William T. Conley
Dean of Enrollment & Academic Services
Johns Hopkins University
First and foremost, you and your parents must have an open discussion about the general realities of how much your family can pay for college. There should not be specific dollar figures mentioned, just a sense of what factors need to be considered: other expenses, younger brothers or sisters, employment, and whether taking on student loans to help pay for college will be an option. But even if resources are limited, you should not exclude higher-cost colleges from your list of colleges. Need-based grants and/or merit scholarships could make the most expensive sticker-price college the most affordable one. If financial aid will be critical in your choice of colleges, your entire list of colleges should be #1 colleges!
Former President of Education Finance
Citizens Financial Group

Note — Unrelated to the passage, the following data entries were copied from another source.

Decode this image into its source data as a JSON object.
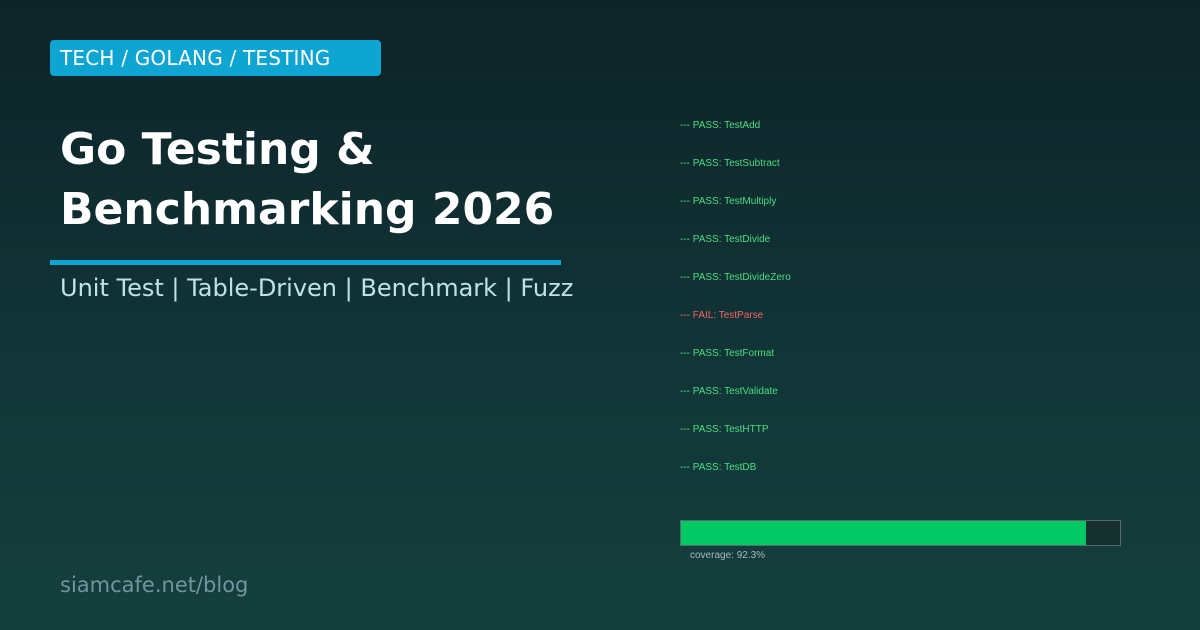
{
  "badge": {
    "label": "TECH / GOLANG / TESTING"
  },
  "title": {
    "line1": "Go Testing &",
    "line2": "Benchmarking 2026"
  },
  "subtitle": "Unit Test | Table-Driven | Benchmark | Fuzz",
  "site": "siamcafe.net/blog",
  "tests": [
    {
      "text": "--- PASS: TestAdd",
      "status": "pass"
    },
    {
      "text": "--- PASS: TestSubtract",
      "status": "pass"
    },
    {
      "text": "--- PASS: TestMultiply",
      "status": "pass"
    },
    {
      "text": "--- PASS: TestDivide",
      "status": "pass"
    },
    {
      "text": "--- PASS: TestDivideZero",
      "status": "pass"
    },
    {
      "text": "--- FAIL: TestParse",
      "status": "fail"
    },
    {
      "text": "--- PASS: TestFormat",
      "status": "pass"
    },
    {
      "text": "--- PASS: TestValidate",
      "status": "pass"
    },
    {
      "text": "--- PASS: TestHTTP",
      "status": "pass"
    },
    {
      "text": "--- PASS: TestDB",
      "status": "pass"
    }
  ],
  "coverage": {
    "label": "coverage: 92.3%",
    "percent": 92.3
  },
  "colors": {
    "accent": "#0ea5d2",
    "pass": "#4ade80",
    "fail": "#f26363",
    "coverage_fill": "#00c865"
  }
}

Students and their families should consider discussing their financial concerns with the school to see if there is any additional assistance available. Each school is different in how they will respond, but having an honest discussion about your challenges is always the best approach. If they can’t offer more financial help, they will typically provide recommendations and advice on what to do next. There are also a lot of private scholarship programs out there. For example, Citizens Bank offers several scholarships; just fill out the free form to be entered to win one of 12 monthly $2,500 scholarships, a $2,500 DEI scholarship, and the annual $15,000 grand prize. Be sure to ask your parents if their bank, employer, or another organization they belong to offers similar opportunities.
To get more quick and helpful advice, check out the answers to other important questions in our Financial Aid—Ask the Experts section.